I think you’re spot on. There’s going to be a transition period for Krispy Kreme as they figure out their business and operating model alignment. I believe they’re pursuing the right changes, but they need to move faster and shut down some of their traditional storefronts.
Great insights, Rina! Not sure how economically feasible it would be for the entire KK chain to re-position as “high end”, but I wonder if they could launch a sub-brand. Also, you’ll have to show me what these new fancy doughnuts look like sometime! They sound so good!
Thanks for your comments Will! I completely agree with you that Dunkin Donuts has done a great job diversifying their product offerings at retail. Krispy Kreme has been attempting to do that with coffee, but it’s been a slow uphill battle to get consumers to associate the chain with good coffee. If they can replace their wholesale revenues with these doughnut complimentary products, they might just hit their stride!
I agree that they should separate their retail vs. wholesale production. One of the problems is that they’ve trained their customers so well on expecting fresh doughnuts that I think their wholesale approach needs to be re-imagined for it to survive the higher customer scrutiny that comes with retail expansion.
I love Pixar films too, despite being a non-target consumer of Pixar. 🙂 I really appreciated reading about all the steps they take to ensure a high quality film is produced. Hopefully their quality won’t decline given their decision to release two films per year (http://pixartimes.com/2013/06/04/the-pixar-perspective-on-making-two-films-a-year/).
Great read! Palantir has found a great way to bring talent to innovation-lacking industries. On the business side, I think it’s ingenious that they are able to lock themselves in as critical partners in their clients’ businesses, and there probably is a lot of opportunity to upsell to their clients throughout the deployment period. On labor capital, another benefit that I see working at Palantir would be its diverse clientele, which allows employees to stay challenged by working on different projects over time. If that engineer had joined to work for the government, I assume the likelihood of them getting bored and moving on would be higher.
Fascinating post, Saumya! I never imagined such a low tech system could be so efficient. It really highlights the opportunity for process excellence and innovation in any system. As I was reading through, I wonder if and how the Dabbawalas are able to address errors when they do come up. Do they recognize a total loss on that lunch, or can the system auto correct? Also, this seems like a pretty low barrier to entry business. What’s stopping another group from entering and disrupting their business?

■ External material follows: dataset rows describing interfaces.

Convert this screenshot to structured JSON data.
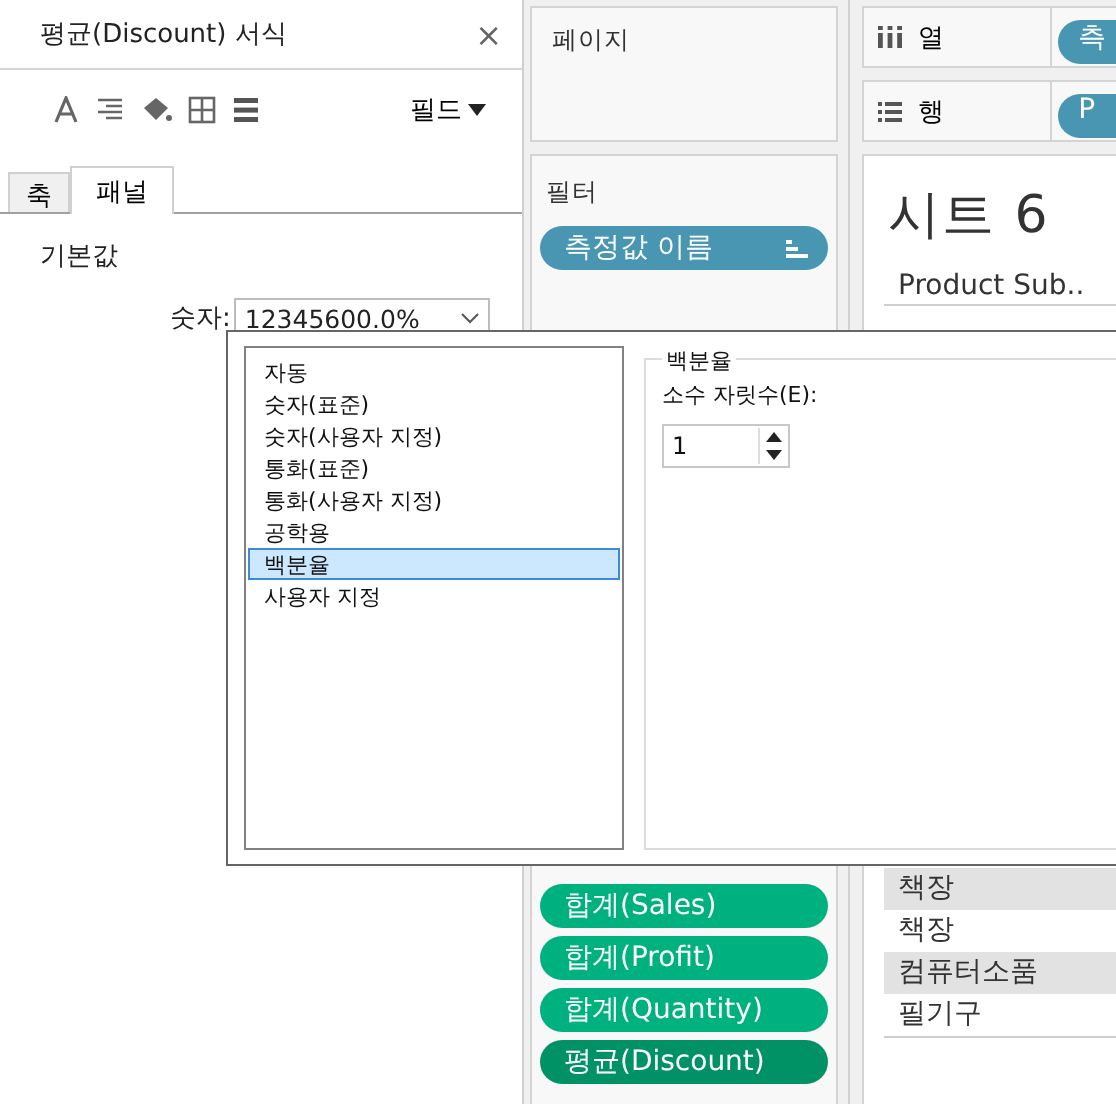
{
  "format_panel": {
    "title": "평균(Discount) 서식",
    "close": "×",
    "menu": "필드",
    "tabs": [
      {
        "label": "축",
        "selected": false
      },
      {
        "label": "패널",
        "selected": true
      }
    ],
    "section": "기본값",
    "number_field": {
      "label": "숫자:",
      "value": "12345600.0%"
    }
  },
  "pages": {
    "title": "페이지"
  },
  "filters": {
    "title": "필터",
    "pills": [
      {
        "label": "측정값 이름"
      }
    ]
  },
  "marks_pills": [
    {
      "label": "합계(Sales)",
      "selected": false
    },
    {
      "label": "합계(Profit)",
      "selected": false
    },
    {
      "label": "합계(Quantity)",
      "selected": false
    },
    {
      "label": "평균(Discount)",
      "selected": true
    }
  ],
  "columns_shelf": {
    "title": "열",
    "pill": "측"
  },
  "rows_shelf": {
    "title": "행",
    "pill": "P"
  },
  "sheet": {
    "title": "시트 6",
    "column_header": "Product Sub..",
    "rows": [
      {
        "label": "책장",
        "shaded": true
      },
      {
        "label": "책장",
        "shaded": false
      },
      {
        "label": "컴퓨터소품",
        "shaded": true
      },
      {
        "label": "필기구",
        "shaded": false
      }
    ]
  },
  "format_popup": {
    "types": [
      {
        "label": "자동",
        "selected": false
      },
      {
        "label": "숫자(표준)",
        "selected": false
      },
      {
        "label": "숫자(사용자 지정)",
        "selected": false
      },
      {
        "label": "통화(표준)",
        "selected": false
      },
      {
        "label": "통화(사용자 지정)",
        "selected": false
      },
      {
        "label": "공학용",
        "selected": false
      },
      {
        "label": "백분율",
        "selected": true
      },
      {
        "label": "사용자 지정",
        "selected": false
      }
    ],
    "group_title": "백분율",
    "decimals_label": "소수 자릿수(E):",
    "decimals_value": "1"
  }
}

I love the pictures too! The stick figures are not weird; they’re brilliant! 🙂